** Data follows **

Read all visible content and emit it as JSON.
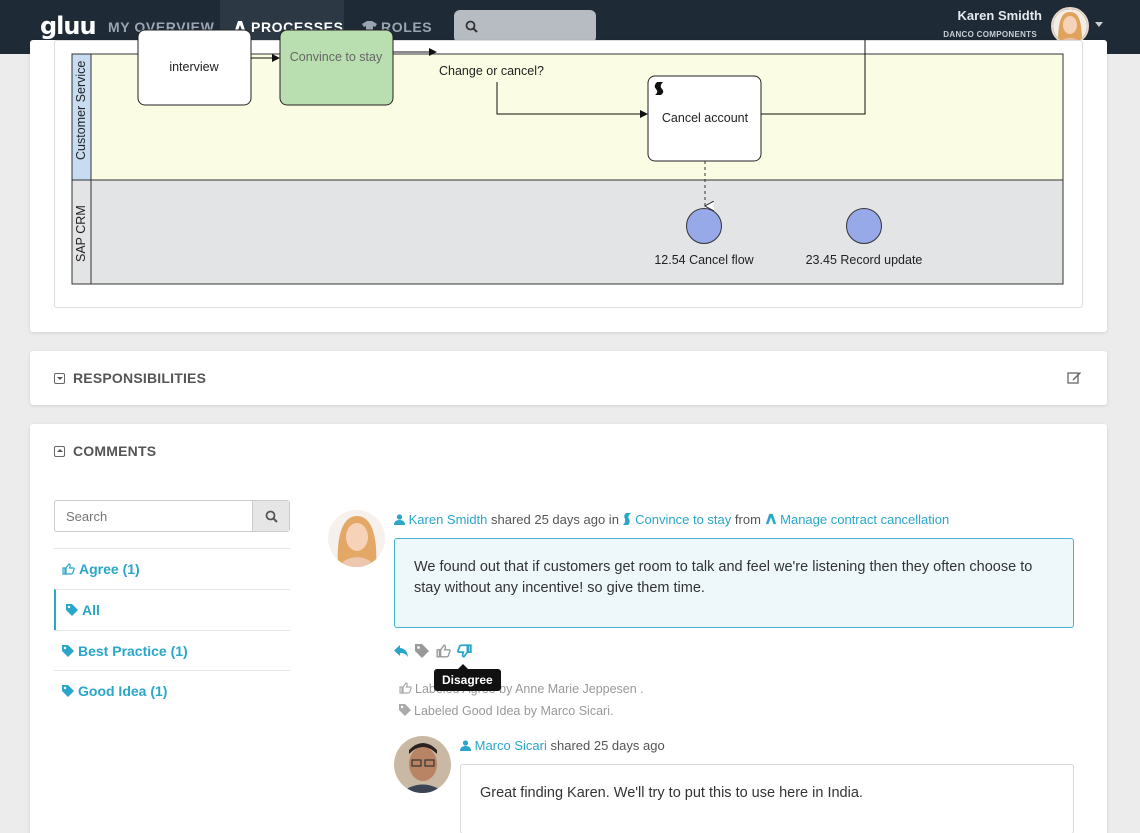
{
  "app": {
    "logo": "gluu",
    "nav": [
      {
        "label": "MY OVERVIEW"
      },
      {
        "label": "PROCESSES"
      },
      {
        "label": "ROLES"
      }
    ],
    "active_nav": "PROCESSES",
    "search_placeholder": ""
  },
  "user": {
    "name": "Karen Smidth",
    "company": "DANCO COMPONENTS"
  },
  "diagram": {
    "lanes": [
      "Customer Service",
      "SAP CRM"
    ],
    "tasks": [
      {
        "label": "interview"
      },
      {
        "label": "Convince to stay",
        "highlight_color": "#b9dfb1"
      },
      {
        "label": "Cancel account"
      }
    ],
    "gateway_label": "Change or cancel?",
    "events": [
      {
        "label": "12.54 Cancel flow"
      },
      {
        "label": "23.45 Record update"
      }
    ],
    "lane_colors": {
      "customer_service": "#fbfce4",
      "sap_crm": "#e3e4e6"
    }
  },
  "sections": {
    "responsibilities": "RESPONSIBILITIES",
    "comments": "COMMENTS"
  },
  "comments_panel": {
    "search_placeholder": "Search",
    "filters": [
      {
        "label": "Agree (1)",
        "icon": "thumbs-up-icon"
      },
      {
        "label": "All",
        "icon": "tag-icon",
        "selected": true
      },
      {
        "label": "Best Practice (1)",
        "icon": "tag-icon"
      },
      {
        "label": "Good Idea (1)",
        "icon": "tag-icon"
      }
    ],
    "comment1": {
      "author": "Karen Smidth",
      "shared_text": " shared 25 days ago in ",
      "activity": "Convince to stay",
      "from_text": " from ",
      "process": "Manage contract cancellation",
      "body": "We found out that if customers get room to talk and feel we're listening then they often choose to stay without any incentive! so give them time."
    },
    "actions": [
      "reply-icon",
      "tag-icon",
      "thumbs-up-icon",
      "thumbs-down-icon"
    ],
    "tooltip": "Disagree",
    "activity_log": [
      {
        "prefix": "Labeled ",
        "label": "Agree",
        "by": " by Anne Marie Jeppesen ."
      },
      {
        "prefix": "Labeled ",
        "label": "Good Idea",
        "by": " by Marco Sicari."
      }
    ],
    "comment2": {
      "author": "Marco Sicari",
      "shared_text": " shared 25 days ago",
      "body": "Great finding Karen. We'll try to put this to use here in India."
    },
    "accent_color": "#29a6c9"
  }
}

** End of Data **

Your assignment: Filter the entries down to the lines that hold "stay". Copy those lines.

Response area:
        "label": "Convince to stay",
      "activity": "Convince to stay",
      "body": "We found out that if customers get room to talk and feel we're listening then they often choose to stay without any incentive! so give them time."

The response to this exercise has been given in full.